## Exercise
Could you copy every line from the material below in which "active" appears?

## Records for the exercise
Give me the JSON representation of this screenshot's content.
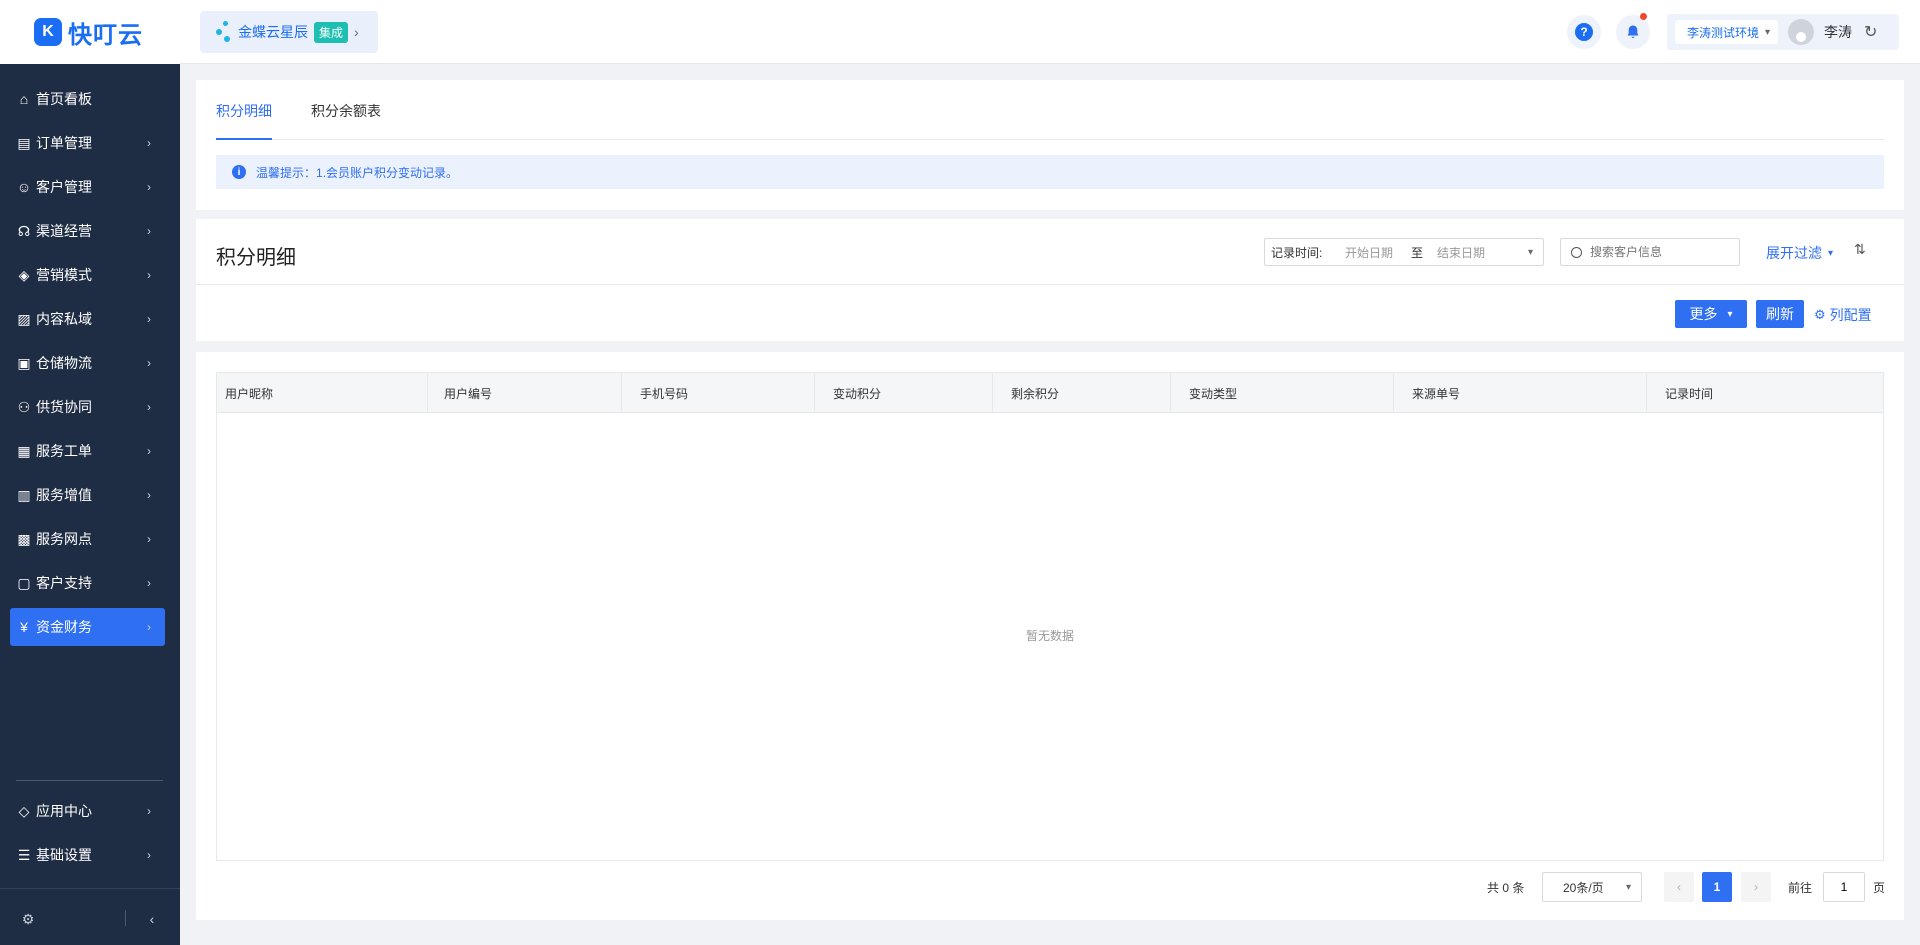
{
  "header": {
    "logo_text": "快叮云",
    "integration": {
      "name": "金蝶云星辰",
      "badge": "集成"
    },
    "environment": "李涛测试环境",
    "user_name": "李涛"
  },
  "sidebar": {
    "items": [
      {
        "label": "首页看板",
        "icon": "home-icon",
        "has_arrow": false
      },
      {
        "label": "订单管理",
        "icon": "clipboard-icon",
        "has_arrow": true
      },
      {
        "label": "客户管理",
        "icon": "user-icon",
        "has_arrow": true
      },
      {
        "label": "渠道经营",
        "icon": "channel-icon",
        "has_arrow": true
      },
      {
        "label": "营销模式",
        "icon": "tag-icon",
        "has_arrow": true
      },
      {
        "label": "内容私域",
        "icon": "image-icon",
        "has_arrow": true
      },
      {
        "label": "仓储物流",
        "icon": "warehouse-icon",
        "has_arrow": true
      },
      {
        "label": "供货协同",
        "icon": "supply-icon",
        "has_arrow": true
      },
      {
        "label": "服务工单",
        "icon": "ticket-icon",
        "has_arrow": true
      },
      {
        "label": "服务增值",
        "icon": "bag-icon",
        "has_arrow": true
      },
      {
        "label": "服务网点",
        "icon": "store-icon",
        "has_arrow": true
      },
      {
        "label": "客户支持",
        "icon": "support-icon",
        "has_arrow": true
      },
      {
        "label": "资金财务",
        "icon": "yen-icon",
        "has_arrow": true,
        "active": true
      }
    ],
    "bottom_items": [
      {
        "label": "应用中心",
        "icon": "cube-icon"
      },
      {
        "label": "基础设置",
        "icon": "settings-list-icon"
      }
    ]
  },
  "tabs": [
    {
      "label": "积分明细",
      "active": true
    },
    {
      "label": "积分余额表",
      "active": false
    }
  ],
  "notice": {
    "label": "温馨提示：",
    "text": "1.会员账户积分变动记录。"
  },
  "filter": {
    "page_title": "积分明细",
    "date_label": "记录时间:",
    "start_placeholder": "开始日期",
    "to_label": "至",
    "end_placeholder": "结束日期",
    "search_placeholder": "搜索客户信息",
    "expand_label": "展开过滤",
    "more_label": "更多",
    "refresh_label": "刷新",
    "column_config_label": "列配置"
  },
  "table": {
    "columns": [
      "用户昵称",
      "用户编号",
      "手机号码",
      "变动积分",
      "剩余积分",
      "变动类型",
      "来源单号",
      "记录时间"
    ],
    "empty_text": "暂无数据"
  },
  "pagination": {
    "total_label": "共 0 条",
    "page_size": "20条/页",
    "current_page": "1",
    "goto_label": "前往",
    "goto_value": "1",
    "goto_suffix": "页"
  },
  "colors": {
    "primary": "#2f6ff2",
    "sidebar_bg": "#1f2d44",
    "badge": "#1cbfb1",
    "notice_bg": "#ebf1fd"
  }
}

## Response to this task
        "active": true
      "active": true
      "active": false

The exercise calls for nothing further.